Vale HK Ibbertson


Professor Henry Kaye (Kaye) Ibbertson, Emeritus Professor of Endocrinology at the University of Auckland and previous Head of the Department of Endocrinology at Auckland Hospital, died on 12 July 2018 age 91 years. Kaye graduated from the University of Otago in 1951 and, after working at Auckland Hospital as a junior doctor, did postgraduate training at the Hammersmith Hospital in London under Professor Russell Fraser, and at the Royal Free Hospital in London working with Dr Shelia Sherlock. He returned to New Zealand in 1963 to head the Radioisotope Unit at Auckland Hospital and went on to establish the Department of Endocrinology at the Hospital in the mid-1960s. As Head of Department, and Professor of Endocrinology at the University (1970-1992), he was responsible for training a large number of younger physicians who have gone on to senior positions in New Zealand and beyond.

His influence extended well beyond the University and Hospital. He held important positions in the Royal Australasian College of Physicians, the Medical Research Council, the Child Health Research Council, the Auckland Medical Research Foundation, and was a foundation member of both the NZ Society of Endocrinology and the Australian and NZ Bone and Mineral Society. Both these societies have established ongoing awards named in his honour.

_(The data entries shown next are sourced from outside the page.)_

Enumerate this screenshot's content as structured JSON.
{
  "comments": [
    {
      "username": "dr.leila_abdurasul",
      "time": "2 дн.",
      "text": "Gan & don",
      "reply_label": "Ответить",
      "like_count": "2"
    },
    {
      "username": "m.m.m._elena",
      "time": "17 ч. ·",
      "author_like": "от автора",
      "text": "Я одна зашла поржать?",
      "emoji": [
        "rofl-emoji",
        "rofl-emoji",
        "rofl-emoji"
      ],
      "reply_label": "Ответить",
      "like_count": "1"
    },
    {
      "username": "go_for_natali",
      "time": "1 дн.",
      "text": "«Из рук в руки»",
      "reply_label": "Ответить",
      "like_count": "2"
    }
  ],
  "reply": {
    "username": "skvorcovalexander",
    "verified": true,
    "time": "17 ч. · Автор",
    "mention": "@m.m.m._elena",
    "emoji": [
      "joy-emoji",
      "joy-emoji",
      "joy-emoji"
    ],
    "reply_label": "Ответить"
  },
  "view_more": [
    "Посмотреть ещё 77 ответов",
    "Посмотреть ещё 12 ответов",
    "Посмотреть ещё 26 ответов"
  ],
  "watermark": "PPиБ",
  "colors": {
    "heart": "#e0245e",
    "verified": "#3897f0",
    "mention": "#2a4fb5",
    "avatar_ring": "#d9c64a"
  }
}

Kaye travelled to Nepal with Edmund Hillary on 3 occasions between 1966 and 1972 and studied the effects of iodine deficiency among the Sherpa population, leading to a programme of iodinisation which led to a profound improvement in the health of the Sherpa population. He helped establish a programme for growth hormone replacement in deficient children in NZ, and did much early work on treatment of Paget’s disease and osteoporosis with bisphosphonates.

Kaye had a deep interest in medical history and was a founding member of the Auckland Medical Historical Society which he chaired for many years. He was instrumental in establishing the Ernest and Marion Davis Memorial Library and Lecture Halls on the Auckland Hospital site, a great asset to the local medical community. Kaye was a keen trout fisherman, beekeeper and antiquarian. He made an immense contribution to medical research and practice in New Zealand and Australia, and he will be greatly missed by his many friends and colleagues.

Obituary contributed by Prof Ian Holdaway and Prof Ian Reid

Publication Date : 16 August 2018